=== Begin Enclosure ===
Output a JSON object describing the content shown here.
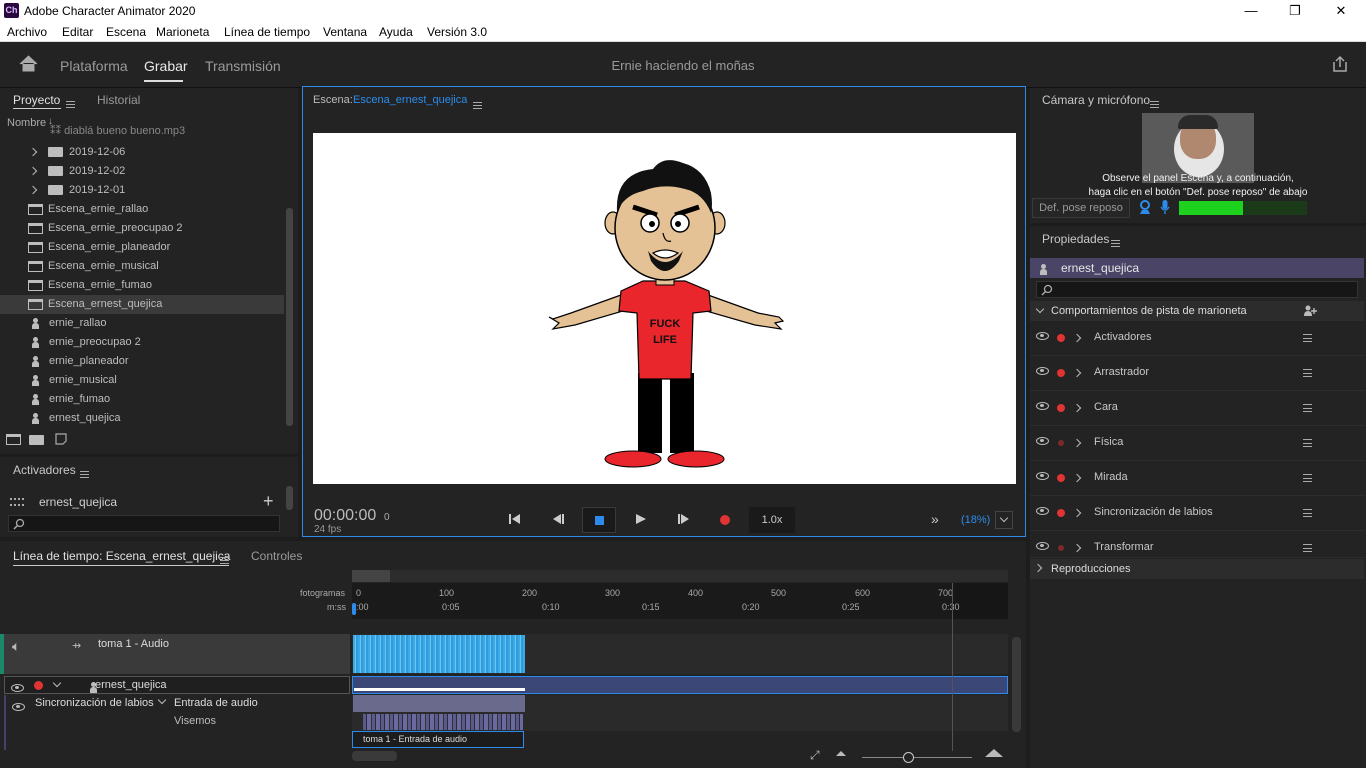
{
  "app": {
    "logo": "Ch",
    "title": "Adobe Character Animator 2020"
  },
  "window_buttons": {
    "minimize": "—",
    "maximize": "❐",
    "close": "✕"
  },
  "menu": [
    "Archivo",
    "Editar",
    "Escena",
    "Marioneta",
    "Línea de tiempo",
    "Ventana",
    "Ayuda",
    "Versión 3.0"
  ],
  "workspace": {
    "tabs": [
      "Plataforma",
      "Grabar",
      "Transmisión"
    ],
    "active": "Grabar",
    "doc_title": "Ernie haciendo el moñas"
  },
  "project_panel": {
    "tabs": [
      "Proyecto",
      "Historial"
    ],
    "column": "Nombre",
    "items": [
      {
        "type": "audio",
        "label": "diablá bueno bueno.mp3"
      },
      {
        "type": "folder",
        "label": "2019-12-06"
      },
      {
        "type": "folder",
        "label": "2019-12-02"
      },
      {
        "type": "folder",
        "label": "2019-12-01"
      },
      {
        "type": "scene",
        "label": "Escena_ernie_rallao"
      },
      {
        "type": "scene",
        "label": "Escena_ernie_preocupao 2"
      },
      {
        "type": "scene",
        "label": "Escena_ernie_planeador"
      },
      {
        "type": "scene",
        "label": "Escena_ernie_musical"
      },
      {
        "type": "scene",
        "label": "Escena_ernie_fumao"
      },
      {
        "type": "scene",
        "label": "Escena_ernest_quejica",
        "selected": true
      },
      {
        "type": "puppet",
        "label": "ernie_rallao"
      },
      {
        "type": "puppet",
        "label": "ernie_preocupao 2"
      },
      {
        "type": "puppet",
        "label": "ernie_planeador"
      },
      {
        "type": "puppet",
        "label": "ernie_musical"
      },
      {
        "type": "puppet",
        "label": "ernie_fumao"
      },
      {
        "type": "puppet",
        "label": "ernest_quejica"
      }
    ]
  },
  "triggers_panel": {
    "title": "Activadores",
    "puppet": "ernest_quejica",
    "add": "+"
  },
  "scene_panel": {
    "label": "Escena:",
    "scene_name": "Escena_ernest_quejica",
    "shirt_text": [
      "FUCK",
      "LIFE"
    ],
    "timecode": "00:00:00",
    "frame": "0",
    "fps": "24 fps",
    "speed": "1.0x",
    "zoom": "(18%)"
  },
  "camera_panel": {
    "title": "Cámara y micrófono",
    "hint_line1": "Observe el panel Escena y, a continuación,",
    "hint_line2": "haga clic en el botón \"Def. pose reposo\" de abajo",
    "rest_pose_button": "Def. pose reposo",
    "mic_level": 0.5
  },
  "properties_panel": {
    "title": "Propiedades",
    "puppet": "ernest_quejica",
    "section": "Comportamientos de pista de marioneta",
    "behaviors": [
      {
        "name": "Activadores",
        "armed": true
      },
      {
        "name": "Arrastrador",
        "armed": true
      },
      {
        "name": "Cara",
        "armed": true
      },
      {
        "name": "Física",
        "armed": false
      },
      {
        "name": "Mirada",
        "armed": true
      },
      {
        "name": "Sincronización de labios",
        "armed": true
      },
      {
        "name": "Transformar",
        "armed": false
      }
    ],
    "replays": "Reproducciones"
  },
  "timeline": {
    "tabs": [
      "Línea de tiempo: Escena_ernest_quejica",
      "Controles"
    ],
    "frames_label": "fotogramas",
    "time_label": "m:ss",
    "frame_ticks": [
      "0",
      "100",
      "200",
      "300",
      "400",
      "500",
      "600",
      "700"
    ],
    "time_ticks": [
      ":00",
      "0:05",
      "0:10",
      "0:15",
      "0:20",
      "0:25",
      "0:30"
    ],
    "audio_track": "toma 1 - Audio",
    "puppet_track": "ernest_quejica",
    "lipsync": "Sincronización de labios",
    "input": "Entrada de audio",
    "visemes": "Visemos",
    "take": "toma 1 - Entrada de audio"
  },
  "colors": {
    "accent": "#2d8ceb",
    "record": "#e03434",
    "shirt": "#e8262b",
    "level": "#1ed11e"
  }
}
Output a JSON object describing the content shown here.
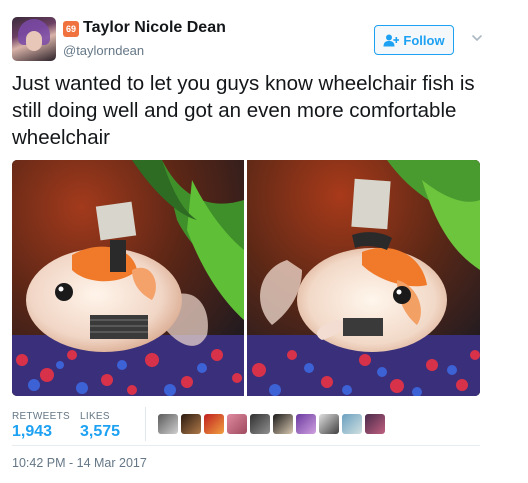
{
  "header": {
    "badge": "69",
    "display_name": "Taylor Nicole Dean",
    "handle": "@taylorndean",
    "follow_label": "Follow"
  },
  "tweet": {
    "text": "Just wanted to let you guys know wheelchair fish is still doing well and got an even more comfortable wheelchair",
    "timestamp": "10:42 PM - 14 Mar 2017"
  },
  "stats": {
    "retweets_label": "RETWEETS",
    "retweets_count": "1,943",
    "likes_label": "LIKES",
    "likes_count": "3,575"
  },
  "colors": {
    "accent": "#1da1f2",
    "muted_text": "#657786",
    "badge": "#f0733f"
  },
  "icons": [
    "follow-user-icon",
    "chevron-down-icon"
  ]
}
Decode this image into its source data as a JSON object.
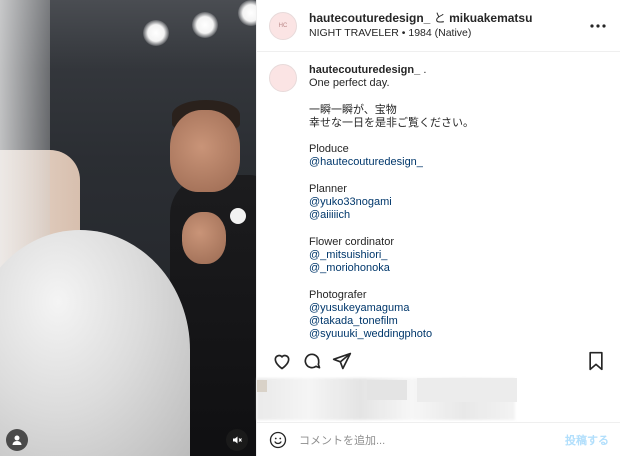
{
  "header": {
    "user1": "hautecouturedesign_",
    "joiner": "と",
    "user2": "mikuakematsu",
    "audio": "NIGHT TRAVELER • 1984 (Native)"
  },
  "caption": {
    "username": "hautecouturedesign_",
    "dot": ".",
    "line1": "One perfect day.",
    "line2": "一瞬一瞬が、宝物",
    "line3": "幸せな一日を是非ご覧ください。",
    "sections": [
      {
        "title": "Ploduce",
        "links": [
          "@hautecouturedesign_"
        ]
      },
      {
        "title": "Planner",
        "links": [
          "@yuko33nogami",
          "@aiiiiich"
        ]
      },
      {
        "title": "Flower cordinator",
        "links": [
          "@_mitsuishiori_",
          "@_moriohonoka"
        ]
      },
      {
        "title": "Photografer",
        "links": [
          "@yusukeyamaguma",
          "@takada_tonefilm",
          "@syuuuki_weddingphoto"
        ]
      }
    ]
  },
  "comment": {
    "placeholder": "コメントを追加...",
    "post": "投稿する"
  },
  "icons": {
    "heart": "heart-icon",
    "comment": "comment-icon",
    "share": "share-icon",
    "save": "bookmark-icon",
    "emoji": "emoji-icon",
    "more": "more-icon",
    "user": "user-tag-icon",
    "mute": "mute-icon"
  }
}
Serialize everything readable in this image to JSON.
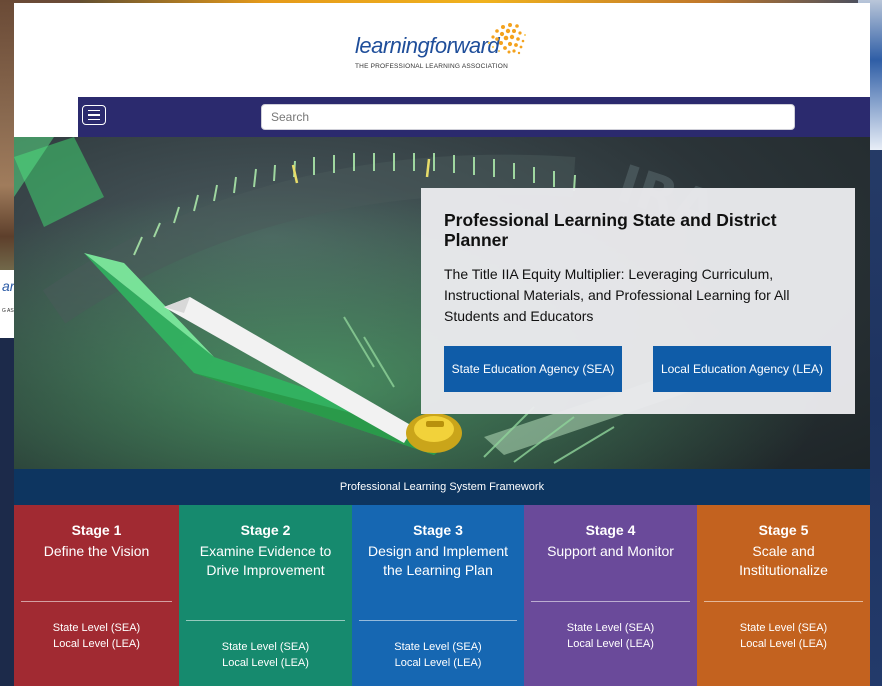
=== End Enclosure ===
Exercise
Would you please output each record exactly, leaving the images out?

Answer box
Output a JSON object describing the content shown here.
{
  "app": {
    "logo": "Ch",
    "title": "Adobe Character Animator 2020"
  },
  "window_buttons": {
    "minimize": "—",
    "maximize": "❐",
    "close": "✕"
  },
  "menu": [
    "Archivo",
    "Editar",
    "Escena",
    "Marioneta",
    "Línea de tiempo",
    "Ventana",
    "Ayuda",
    "Versión 3.0"
  ],
  "workspace": {
    "tabs": [
      "Plataforma",
      "Grabar",
      "Transmisión"
    ],
    "active": "Grabar",
    "doc_title": "Ernie haciendo el moñas"
  },
  "project_panel": {
    "tabs": [
      "Proyecto",
      "Historial"
    ],
    "column": "Nombre",
    "items": [
      {
        "type": "audio",
        "label": "diablá bueno bueno.mp3"
      },
      {
        "type": "folder",
        "label": "2019-12-06"
      },
      {
        "type": "folder",
        "label": "2019-12-02"
      },
      {
        "type": "folder",
        "label": "2019-12-01"
      },
      {
        "type": "scene",
        "label": "Escena_ernie_rallao"
      },
      {
        "type": "scene",
        "label": "Escena_ernie_preocupao 2"
      },
      {
        "type": "scene",
        "label": "Escena_ernie_planeador"
      },
      {
        "type": "scene",
        "label": "Escena_ernie_musical"
      },
      {
        "type": "scene",
        "label": "Escena_ernie_fumao"
      },
      {
        "type": "scene",
        "label": "Escena_ernest_quejica",
        "selected": true
      },
      {
        "type": "puppet",
        "label": "ernie_rallao"
      },
      {
        "type": "puppet",
        "label": "ernie_preocupao 2"
      },
      {
        "type": "puppet",
        "label": "ernie_planeador"
      },
      {
        "type": "puppet",
        "label": "ernie_musical"
      },
      {
        "type": "puppet",
        "label": "ernie_fumao"
      },
      {
        "type": "puppet",
        "label": "ernest_quejica"
      }
    ]
  },
  "triggers_panel": {
    "title": "Activadores",
    "puppet": "ernest_quejica",
    "add": "+"
  },
  "scene_panel": {
    "label": "Escena:",
    "scene_name": "Escena_ernest_quejica",
    "shirt_text": [
      "FUCK",
      "LIFE"
    ],
    "timecode": "00:00:00",
    "frame": "0",
    "fps": "24 fps",
    "speed": "1.0x",
    "zoom": "(18%)"
  },
  "camera_panel": {
    "title": "Cámara y micrófono",
    "hint_line1": "Observe el panel Escena y, a continuación,",
    "hint_line2": "haga clic en el botón \"Def. pose reposo\" de abajo",
    "rest_pose_button": "Def. pose reposo",
    "mic_level": 0.5
  },
  "properties_panel": {
    "title": "Propiedades",
    "puppet": "ernest_quejica",
    "section": "Comportamientos de pista de marioneta",
    "behaviors": [
      {
        "name": "Activadores",
        "armed": true
      },
      {
        "name": "Arrastrador",
        "armed": true
      },
      {
        "name": "Cara",
        "armed": true
      },
      {
        "name": "Física",
        "armed": false
      },
      {
        "name": "Mirada",
        "armed": true
      },
      {
        "name": "Sincronización de labios",
        "armed": true
      },
      {
        "name": "Transformar",
        "armed": false
      }
    ],
    "replays": "Reproducciones"
  },
  "timeline": {
    "tabs": [
      "Línea de tiempo: Escena_ernest_quejica",
      "Controles"
    ],
    "frames_label": "fotogramas",
    "time_label": "m:ss",
    "frame_ticks": [
      "0",
      "100",
      "200",
      "300",
      "400",
      "500",
      "600",
      "700"
    ],
    "time_ticks": [
      ":00",
      "0:05",
      "0:10",
      "0:15",
      "0:20",
      "0:25",
      "0:30"
    ],
    "audio_track": "toma 1 - Audio",
    "puppet_track": "ernest_quejica",
    "lipsync": "Sincronización de labios",
    "input": "Entrada de audio",
    "visemes": "Visemos",
    "take": "toma 1 - Entrada de audio"
  },
  "colors": {
    "accent": "#2d8ceb",
    "record": "#e03434",
    "shirt": "#e8262b",
    "level": "#1ed11e"
  }
}
Output a JSON object describing the content shown here.
{
  "header": {
    "badge": "69",
    "display_name": "Taylor Nicole Dean",
    "handle": "@taylorndean",
    "follow_label": "Follow"
  },
  "tweet": {
    "text": "Just wanted to let you guys know wheelchair fish is still doing well and got an even more comfortable wheelchair",
    "timestamp": "10:42 PM - 14 Mar 2017"
  },
  "stats": {
    "retweets_label": "RETWEETS",
    "retweets_count": "1,943",
    "likes_label": "LIKES",
    "likes_count": "3,575"
  },
  "colors": {
    "accent": "#1da1f2",
    "muted_text": "#657786",
    "badge": "#f0733f"
  },
  "icons": [
    "follow-user-icon",
    "chevron-down-icon"
  ]
}
Decode this image into its source data as a JSON object.
{
  "header": {
    "user1": "hautecouturedesign_",
    "joiner": "と",
    "user2": "mikuakematsu",
    "audio": "NIGHT TRAVELER • 1984 (Native)"
  },
  "caption": {
    "username": "hautecouturedesign_",
    "dot": ".",
    "line1": "One perfect day.",
    "line2": "一瞬一瞬が、宝物",
    "line3": "幸せな一日を是非ご覧ください。",
    "sections": [
      {
        "title": "Ploduce",
        "links": [
          "@hautecouturedesign_"
        ]
      },
      {
        "title": "Planner",
        "links": [
          "@yuko33nogami",
          "@aiiiiich"
        ]
      },
      {
        "title": "Flower cordinator",
        "links": [
          "@_mitsuishiori_",
          "@_moriohonoka"
        ]
      },
      {
        "title": "Photografer",
        "links": [
          "@yusukeyamaguma",
          "@takada_tonefilm",
          "@syuuuki_weddingphoto"
        ]
      }
    ]
  },
  "comment": {
    "placeholder": "コメントを追加...",
    "post": "投稿する"
  },
  "icons": {
    "heart": "heart-icon",
    "comment": "comment-icon",
    "share": "share-icon",
    "save": "bookmark-icon",
    "emoji": "emoji-icon",
    "more": "more-icon",
    "user": "user-tag-icon",
    "mute": "mute-icon"
  }
}
Serialize everything readable in this image to JSON.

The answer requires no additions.